The full set of records must be returned exactly, character for character.

Data for this exercise:
------------------------------------
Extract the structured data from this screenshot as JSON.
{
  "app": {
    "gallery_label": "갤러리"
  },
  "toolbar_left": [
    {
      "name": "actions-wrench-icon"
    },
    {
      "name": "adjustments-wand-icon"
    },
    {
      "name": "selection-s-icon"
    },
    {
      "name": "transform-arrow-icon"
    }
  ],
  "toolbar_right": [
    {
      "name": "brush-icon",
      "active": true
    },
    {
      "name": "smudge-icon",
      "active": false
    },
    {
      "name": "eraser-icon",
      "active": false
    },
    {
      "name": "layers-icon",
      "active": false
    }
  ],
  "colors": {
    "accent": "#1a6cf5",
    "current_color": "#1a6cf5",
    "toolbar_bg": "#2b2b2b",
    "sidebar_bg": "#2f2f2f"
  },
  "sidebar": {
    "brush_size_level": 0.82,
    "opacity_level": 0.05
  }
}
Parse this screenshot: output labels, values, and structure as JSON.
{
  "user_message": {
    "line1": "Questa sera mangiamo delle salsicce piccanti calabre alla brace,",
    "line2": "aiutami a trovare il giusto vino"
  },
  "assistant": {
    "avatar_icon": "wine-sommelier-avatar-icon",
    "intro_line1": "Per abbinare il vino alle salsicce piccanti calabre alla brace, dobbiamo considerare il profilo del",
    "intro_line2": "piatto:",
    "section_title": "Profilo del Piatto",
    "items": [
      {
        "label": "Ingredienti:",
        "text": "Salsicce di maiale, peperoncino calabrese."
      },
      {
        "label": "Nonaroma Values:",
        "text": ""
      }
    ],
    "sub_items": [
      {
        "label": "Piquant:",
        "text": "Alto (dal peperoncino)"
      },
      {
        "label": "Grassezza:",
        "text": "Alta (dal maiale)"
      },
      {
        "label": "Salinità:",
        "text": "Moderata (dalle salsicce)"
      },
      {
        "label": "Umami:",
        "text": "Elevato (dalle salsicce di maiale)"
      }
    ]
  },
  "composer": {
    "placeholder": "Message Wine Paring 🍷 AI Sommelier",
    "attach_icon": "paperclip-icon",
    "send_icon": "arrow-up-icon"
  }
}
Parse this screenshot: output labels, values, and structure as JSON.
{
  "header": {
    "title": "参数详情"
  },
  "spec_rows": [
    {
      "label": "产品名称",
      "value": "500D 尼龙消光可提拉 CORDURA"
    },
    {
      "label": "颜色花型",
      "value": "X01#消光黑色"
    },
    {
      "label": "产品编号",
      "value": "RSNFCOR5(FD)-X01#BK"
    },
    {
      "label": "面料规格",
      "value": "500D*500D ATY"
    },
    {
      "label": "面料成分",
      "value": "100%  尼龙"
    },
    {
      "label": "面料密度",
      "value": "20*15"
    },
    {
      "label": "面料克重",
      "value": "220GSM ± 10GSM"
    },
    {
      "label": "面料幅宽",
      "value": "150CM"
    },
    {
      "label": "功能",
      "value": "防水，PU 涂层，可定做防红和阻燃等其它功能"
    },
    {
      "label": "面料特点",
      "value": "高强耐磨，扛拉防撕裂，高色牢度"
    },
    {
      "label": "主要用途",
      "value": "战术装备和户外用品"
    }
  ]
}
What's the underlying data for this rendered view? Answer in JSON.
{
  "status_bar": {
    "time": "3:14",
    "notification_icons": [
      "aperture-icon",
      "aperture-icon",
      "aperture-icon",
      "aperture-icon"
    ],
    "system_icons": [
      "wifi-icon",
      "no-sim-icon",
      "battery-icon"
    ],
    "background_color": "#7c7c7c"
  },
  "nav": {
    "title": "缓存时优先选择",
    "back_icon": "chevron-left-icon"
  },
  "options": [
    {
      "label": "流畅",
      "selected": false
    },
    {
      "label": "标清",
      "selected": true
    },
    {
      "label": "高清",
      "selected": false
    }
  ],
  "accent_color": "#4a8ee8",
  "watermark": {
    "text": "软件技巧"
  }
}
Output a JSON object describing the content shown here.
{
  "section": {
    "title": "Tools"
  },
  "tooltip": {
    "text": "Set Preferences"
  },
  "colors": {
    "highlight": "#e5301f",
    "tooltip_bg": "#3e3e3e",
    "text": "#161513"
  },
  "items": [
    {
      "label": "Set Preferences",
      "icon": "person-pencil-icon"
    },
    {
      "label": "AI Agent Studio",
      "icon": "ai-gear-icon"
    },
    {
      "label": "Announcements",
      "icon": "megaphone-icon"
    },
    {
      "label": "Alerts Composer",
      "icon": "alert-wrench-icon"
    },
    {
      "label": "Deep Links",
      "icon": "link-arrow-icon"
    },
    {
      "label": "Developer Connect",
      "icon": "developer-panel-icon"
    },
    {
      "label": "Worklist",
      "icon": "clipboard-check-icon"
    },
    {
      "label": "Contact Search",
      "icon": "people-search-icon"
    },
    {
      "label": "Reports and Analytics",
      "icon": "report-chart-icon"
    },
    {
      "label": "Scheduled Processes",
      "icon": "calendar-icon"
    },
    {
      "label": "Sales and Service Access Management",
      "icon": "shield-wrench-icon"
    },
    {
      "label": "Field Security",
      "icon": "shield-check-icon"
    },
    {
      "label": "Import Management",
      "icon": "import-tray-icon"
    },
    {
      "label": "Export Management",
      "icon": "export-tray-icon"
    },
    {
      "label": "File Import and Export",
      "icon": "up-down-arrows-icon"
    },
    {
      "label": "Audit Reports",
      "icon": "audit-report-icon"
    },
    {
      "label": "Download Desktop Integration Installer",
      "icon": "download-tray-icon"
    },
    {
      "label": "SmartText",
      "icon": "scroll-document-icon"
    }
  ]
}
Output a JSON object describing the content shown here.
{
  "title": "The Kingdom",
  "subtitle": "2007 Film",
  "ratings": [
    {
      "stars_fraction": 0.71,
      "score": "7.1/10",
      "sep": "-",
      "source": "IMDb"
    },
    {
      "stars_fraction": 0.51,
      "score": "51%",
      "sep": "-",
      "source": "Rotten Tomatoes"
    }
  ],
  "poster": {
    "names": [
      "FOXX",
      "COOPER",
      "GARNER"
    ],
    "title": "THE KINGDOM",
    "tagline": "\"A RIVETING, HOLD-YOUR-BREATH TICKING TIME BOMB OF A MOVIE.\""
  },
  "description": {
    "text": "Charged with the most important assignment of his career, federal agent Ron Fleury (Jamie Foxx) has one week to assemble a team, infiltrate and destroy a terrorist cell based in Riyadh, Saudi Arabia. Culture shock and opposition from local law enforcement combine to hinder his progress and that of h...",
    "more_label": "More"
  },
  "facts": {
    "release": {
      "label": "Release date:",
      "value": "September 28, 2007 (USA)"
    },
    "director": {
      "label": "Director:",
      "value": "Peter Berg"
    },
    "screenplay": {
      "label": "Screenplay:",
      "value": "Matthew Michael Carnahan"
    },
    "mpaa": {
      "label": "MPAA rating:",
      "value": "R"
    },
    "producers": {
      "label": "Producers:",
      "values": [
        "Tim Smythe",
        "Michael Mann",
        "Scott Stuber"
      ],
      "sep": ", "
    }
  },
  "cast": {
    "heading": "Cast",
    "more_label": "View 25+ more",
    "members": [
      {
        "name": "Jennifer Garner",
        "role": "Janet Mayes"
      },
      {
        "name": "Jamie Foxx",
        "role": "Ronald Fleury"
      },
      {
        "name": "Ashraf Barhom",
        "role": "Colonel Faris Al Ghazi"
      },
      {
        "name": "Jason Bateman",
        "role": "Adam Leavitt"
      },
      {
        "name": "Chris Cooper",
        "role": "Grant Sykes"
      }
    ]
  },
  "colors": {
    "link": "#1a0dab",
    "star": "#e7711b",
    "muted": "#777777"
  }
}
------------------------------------
Solution below:
Extract the structured data from this screenshot as JSON.
{
  "app": {
    "gallery_label": "갤러리"
  },
  "toolbar_left": [
    {
      "name": "actions-wrench-icon"
    },
    {
      "name": "adjustments-wand-icon"
    },
    {
      "name": "selection-s-icon"
    },
    {
      "name": "transform-arrow-icon"
    }
  ],
  "toolbar_right": [
    {
      "name": "brush-icon",
      "active": true
    },
    {
      "name": "smudge-icon",
      "active": false
    },
    {
      "name": "eraser-icon",
      "active": false
    },
    {
      "name": "layers-icon",
      "active": false
    }
  ],
  "colors": {
    "accent": "#1a6cf5",
    "current_color": "#1a6cf5",
    "toolbar_bg": "#2b2b2b",
    "sidebar_bg": "#2f2f2f"
  },
  "sidebar": {
    "brush_size_level": 0.82,
    "opacity_level": 0.05
  }
}
Parse this screenshot: output labels, values, and structure as JSON.
{
  "user_message": {
    "line1": "Questa sera mangiamo delle salsicce piccanti calabre alla brace,",
    "line2": "aiutami a trovare il giusto vino"
  },
  "assistant": {
    "avatar_icon": "wine-sommelier-avatar-icon",
    "intro_line1": "Per abbinare il vino alle salsicce piccanti calabre alla brace, dobbiamo considerare il profilo del",
    "intro_line2": "piatto:",
    "section_title": "Profilo del Piatto",
    "items": [
      {
        "label": "Ingredienti:",
        "text": "Salsicce di maiale, peperoncino calabrese."
      },
      {
        "label": "Nonaroma Values:",
        "text": ""
      }
    ],
    "sub_items": [
      {
        "label": "Piquant:",
        "text": "Alto (dal peperoncino)"
      },
      {
        "label": "Grassezza:",
        "text": "Alta (dal maiale)"
      },
      {
        "label": "Salinità:",
        "text": "Moderata (dalle salsicce)"
      },
      {
        "label": "Umami:",
        "text": "Elevato (dalle salsicce di maiale)"
      }
    ]
  },
  "composer": {
    "placeholder": "Message Wine Paring 🍷 AI Sommelier",
    "attach_icon": "paperclip-icon",
    "send_icon": "arrow-up-icon"
  }
}
Parse this screenshot: output labels, values, and structure as JSON.
{
  "header": {
    "title": "参数详情"
  },
  "spec_rows": [
    {
      "label": "产品名称",
      "value": "500D 尼龙消光可提拉 CORDURA"
    },
    {
      "label": "颜色花型",
      "value": "X01#消光黑色"
    },
    {
      "label": "产品编号",
      "value": "RSNFCOR5(FD)-X01#BK"
    },
    {
      "label": "面料规格",
      "value": "500D*500D ATY"
    },
    {
      "label": "面料成分",
      "value": "100%  尼龙"
    },
    {
      "label": "面料密度",
      "value": "20*15"
    },
    {
      "label": "面料克重",
      "value": "220GSM ± 10GSM"
    },
    {
      "label": "面料幅宽",
      "value": "150CM"
    },
    {
      "label": "功能",
      "value": "防水，PU 涂层，可定做防红和阻燃等其它功能"
    },
    {
      "label": "面料特点",
      "value": "高强耐磨，扛拉防撕裂，高色牢度"
    },
    {
      "label": "主要用途",
      "value": "战术装备和户外用品"
    }
  ]
}
What's the underlying data for this rendered view? Answer in JSON.
{
  "status_bar": {
    "time": "3:14",
    "notification_icons": [
      "aperture-icon",
      "aperture-icon",
      "aperture-icon",
      "aperture-icon"
    ],
    "system_icons": [
      "wifi-icon",
      "no-sim-icon",
      "battery-icon"
    ],
    "background_color": "#7c7c7c"
  },
  "nav": {
    "title": "缓存时优先选择",
    "back_icon": "chevron-left-icon"
  },
  "options": [
    {
      "label": "流畅",
      "selected": false
    },
    {
      "label": "标清",
      "selected": true
    },
    {
      "label": "高清",
      "selected": false
    }
  ],
  "accent_color": "#4a8ee8",
  "watermark": {
    "text": "软件技巧"
  }
}
Output a JSON object describing the content shown here.
{
  "section": {
    "title": "Tools"
  },
  "tooltip": {
    "text": "Set Preferences"
  },
  "colors": {
    "highlight": "#e5301f",
    "tooltip_bg": "#3e3e3e",
    "text": "#161513"
  },
  "items": [
    {
      "label": "Set Preferences",
      "icon": "person-pencil-icon"
    },
    {
      "label": "AI Agent Studio",
      "icon": "ai-gear-icon"
    },
    {
      "label": "Announcements",
      "icon": "megaphone-icon"
    },
    {
      "label": "Alerts Composer",
      "icon": "alert-wrench-icon"
    },
    {
      "label": "Deep Links",
      "icon": "link-arrow-icon"
    },
    {
      "label": "Developer Connect",
      "icon": "developer-panel-icon"
    },
    {
      "label": "Worklist",
      "icon": "clipboard-check-icon"
    },
    {
      "label": "Contact Search",
      "icon": "people-search-icon"
    },
    {
      "label": "Reports and Analytics",
      "icon": "report-chart-icon"
    },
    {
      "label": "Scheduled Processes",
      "icon": "calendar-icon"
    },
    {
      "label": "Sales and Service Access Management",
      "icon": "shield-wrench-icon"
    },
    {
      "label": "Field Security",
      "icon": "shield-check-icon"
    },
    {
      "label": "Import Management",
      "icon": "import-tray-icon"
    },
    {
      "label": "Export Management",
      "icon": "export-tray-icon"
    },
    {
      "label": "File Import and Export",
      "icon": "up-down-arrows-icon"
    },
    {
      "label": "Audit Reports",
      "icon": "audit-report-icon"
    },
    {
      "label": "Download Desktop Integration Installer",
      "icon": "download-tray-icon"
    },
    {
      "label": "SmartText",
      "icon": "scroll-document-icon"
    }
  ]
}
Output a JSON object describing the content shown here.
{
  "title": "The Kingdom",
  "subtitle": "2007 Film",
  "ratings": [
    {
      "stars_fraction": 0.71,
      "score": "7.1/10",
      "sep": "-",
      "source": "IMDb"
    },
    {
      "stars_fraction": 0.51,
      "score": "51%",
      "sep": "-",
      "source": "Rotten Tomatoes"
    }
  ],
  "poster": {
    "names": [
      "FOXX",
      "COOPER",
      "GARNER"
    ],
    "title": "THE KINGDOM",
    "tagline": "\"A RIVETING, HOLD-YOUR-BREATH TICKING TIME BOMB OF A MOVIE.\""
  },
  "description": {
    "text": "Charged with the most important assignment of his career, federal agent Ron Fleury (Jamie Foxx) has one week to assemble a team, infiltrate and destroy a terrorist cell based in Riyadh, Saudi Arabia. Culture shock and opposition from local law enforcement combine to hinder his progress and that of h...",
    "more_label": "More"
  },
  "facts": {
    "release": {
      "label": "Release date:",
      "value": "September 28, 2007 (USA)"
    },
    "director": {
      "label": "Director:",
      "value": "Peter Berg"
    },
    "screenplay": {
      "label": "Screenplay:",
      "value": "Matthew Michael Carnahan"
    },
    "mpaa": {
      "label": "MPAA rating:",
      "value": "R"
    },
    "producers": {
      "label": "Producers:",
      "values": [
        "Tim Smythe",
        "Michael Mann",
        "Scott Stuber"
      ],
      "sep": ", "
    }
  },
  "cast": {
    "heading": "Cast",
    "more_label": "View 25+ more",
    "members": [
      {
        "name": "Jennifer Garner",
        "role": "Janet Mayes"
      },
      {
        "name": "Jamie Foxx",
        "role": "Ronald Fleury"
      },
      {
        "name": "Ashraf Barhom",
        "role": "Colonel Faris Al Ghazi"
      },
      {
        "name": "Jason Bateman",
        "role": "Adam Leavitt"
      },
      {
        "name": "Chris Cooper",
        "role": "Grant Sykes"
      }
    ]
  },
  "colors": {
    "link": "#1a0dab",
    "star": "#e7711b",
    "muted": "#777777"
  }
}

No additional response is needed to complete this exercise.